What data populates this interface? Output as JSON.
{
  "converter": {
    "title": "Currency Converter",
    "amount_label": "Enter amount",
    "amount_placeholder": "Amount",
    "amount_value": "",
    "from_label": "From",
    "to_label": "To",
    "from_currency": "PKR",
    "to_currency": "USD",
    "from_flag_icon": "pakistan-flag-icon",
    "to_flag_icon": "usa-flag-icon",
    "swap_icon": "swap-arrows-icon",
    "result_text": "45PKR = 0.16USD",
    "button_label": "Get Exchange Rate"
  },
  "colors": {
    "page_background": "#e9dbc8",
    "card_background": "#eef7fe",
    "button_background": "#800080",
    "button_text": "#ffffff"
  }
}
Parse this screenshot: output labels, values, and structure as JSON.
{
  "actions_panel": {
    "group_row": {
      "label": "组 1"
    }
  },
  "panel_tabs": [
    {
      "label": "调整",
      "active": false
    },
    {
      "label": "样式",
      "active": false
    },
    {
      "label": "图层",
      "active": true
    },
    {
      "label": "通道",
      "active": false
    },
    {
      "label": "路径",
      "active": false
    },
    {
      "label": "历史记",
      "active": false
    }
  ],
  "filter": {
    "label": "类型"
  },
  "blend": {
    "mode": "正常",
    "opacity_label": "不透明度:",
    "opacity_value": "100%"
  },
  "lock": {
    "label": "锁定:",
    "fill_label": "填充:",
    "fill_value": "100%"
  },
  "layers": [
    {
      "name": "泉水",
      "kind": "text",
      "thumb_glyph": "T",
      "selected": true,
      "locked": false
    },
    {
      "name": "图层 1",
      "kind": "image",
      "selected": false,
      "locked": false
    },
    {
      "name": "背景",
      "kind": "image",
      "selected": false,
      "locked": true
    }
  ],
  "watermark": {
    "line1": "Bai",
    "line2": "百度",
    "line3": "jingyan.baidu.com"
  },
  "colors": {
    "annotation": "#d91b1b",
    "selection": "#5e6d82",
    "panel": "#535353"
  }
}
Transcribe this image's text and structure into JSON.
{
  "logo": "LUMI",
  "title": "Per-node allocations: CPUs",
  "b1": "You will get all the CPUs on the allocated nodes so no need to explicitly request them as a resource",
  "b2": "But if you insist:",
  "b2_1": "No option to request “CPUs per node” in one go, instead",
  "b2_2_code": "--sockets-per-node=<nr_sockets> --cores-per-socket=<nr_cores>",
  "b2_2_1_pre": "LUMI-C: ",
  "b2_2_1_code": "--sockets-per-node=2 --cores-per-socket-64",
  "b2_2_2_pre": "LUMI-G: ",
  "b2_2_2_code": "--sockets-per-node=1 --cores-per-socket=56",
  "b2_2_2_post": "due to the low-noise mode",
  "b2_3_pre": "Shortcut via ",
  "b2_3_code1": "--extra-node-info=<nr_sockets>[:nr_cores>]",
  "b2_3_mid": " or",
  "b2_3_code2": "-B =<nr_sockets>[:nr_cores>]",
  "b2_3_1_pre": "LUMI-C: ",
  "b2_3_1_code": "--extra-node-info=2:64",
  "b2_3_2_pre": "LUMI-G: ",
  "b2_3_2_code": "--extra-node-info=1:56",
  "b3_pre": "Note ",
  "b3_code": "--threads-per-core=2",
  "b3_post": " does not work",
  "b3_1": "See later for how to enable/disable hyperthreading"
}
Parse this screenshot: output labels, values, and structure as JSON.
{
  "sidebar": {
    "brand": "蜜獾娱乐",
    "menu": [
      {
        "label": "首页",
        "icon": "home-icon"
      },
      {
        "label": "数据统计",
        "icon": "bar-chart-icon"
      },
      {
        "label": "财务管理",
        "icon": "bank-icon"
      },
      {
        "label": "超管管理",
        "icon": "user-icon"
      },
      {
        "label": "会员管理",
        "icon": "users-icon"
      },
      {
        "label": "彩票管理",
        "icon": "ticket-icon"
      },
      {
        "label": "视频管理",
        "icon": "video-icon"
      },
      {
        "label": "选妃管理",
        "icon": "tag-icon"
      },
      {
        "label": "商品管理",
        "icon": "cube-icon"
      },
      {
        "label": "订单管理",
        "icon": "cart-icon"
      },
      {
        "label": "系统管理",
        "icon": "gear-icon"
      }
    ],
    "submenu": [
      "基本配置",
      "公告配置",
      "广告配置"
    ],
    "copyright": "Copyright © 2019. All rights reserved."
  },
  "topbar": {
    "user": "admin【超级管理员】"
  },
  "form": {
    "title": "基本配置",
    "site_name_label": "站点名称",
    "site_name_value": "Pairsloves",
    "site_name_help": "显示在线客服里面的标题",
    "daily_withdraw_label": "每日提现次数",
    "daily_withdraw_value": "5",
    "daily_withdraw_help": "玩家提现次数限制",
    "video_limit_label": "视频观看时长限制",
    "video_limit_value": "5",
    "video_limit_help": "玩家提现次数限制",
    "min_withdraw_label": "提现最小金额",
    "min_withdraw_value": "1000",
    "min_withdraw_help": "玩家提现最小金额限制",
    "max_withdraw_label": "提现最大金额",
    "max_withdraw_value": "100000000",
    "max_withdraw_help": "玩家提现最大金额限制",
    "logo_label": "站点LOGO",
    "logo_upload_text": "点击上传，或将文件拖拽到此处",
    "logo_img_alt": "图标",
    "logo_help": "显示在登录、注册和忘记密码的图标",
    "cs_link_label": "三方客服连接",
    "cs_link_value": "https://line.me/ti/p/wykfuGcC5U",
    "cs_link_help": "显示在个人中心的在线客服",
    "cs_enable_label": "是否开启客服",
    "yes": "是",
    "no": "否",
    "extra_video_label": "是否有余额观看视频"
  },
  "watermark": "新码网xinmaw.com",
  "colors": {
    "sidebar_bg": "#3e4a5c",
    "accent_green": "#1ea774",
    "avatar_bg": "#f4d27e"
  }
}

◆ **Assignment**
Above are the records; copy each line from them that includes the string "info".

◆ **Solved exercise**
  "b2_3_code1": "--extra-node-info=<nr_sockets>[:nr_cores>]",
  "b2_3_1_code": "--extra-node-info=2:64",
  "b2_3_2_code": "--extra-node-info=1:56",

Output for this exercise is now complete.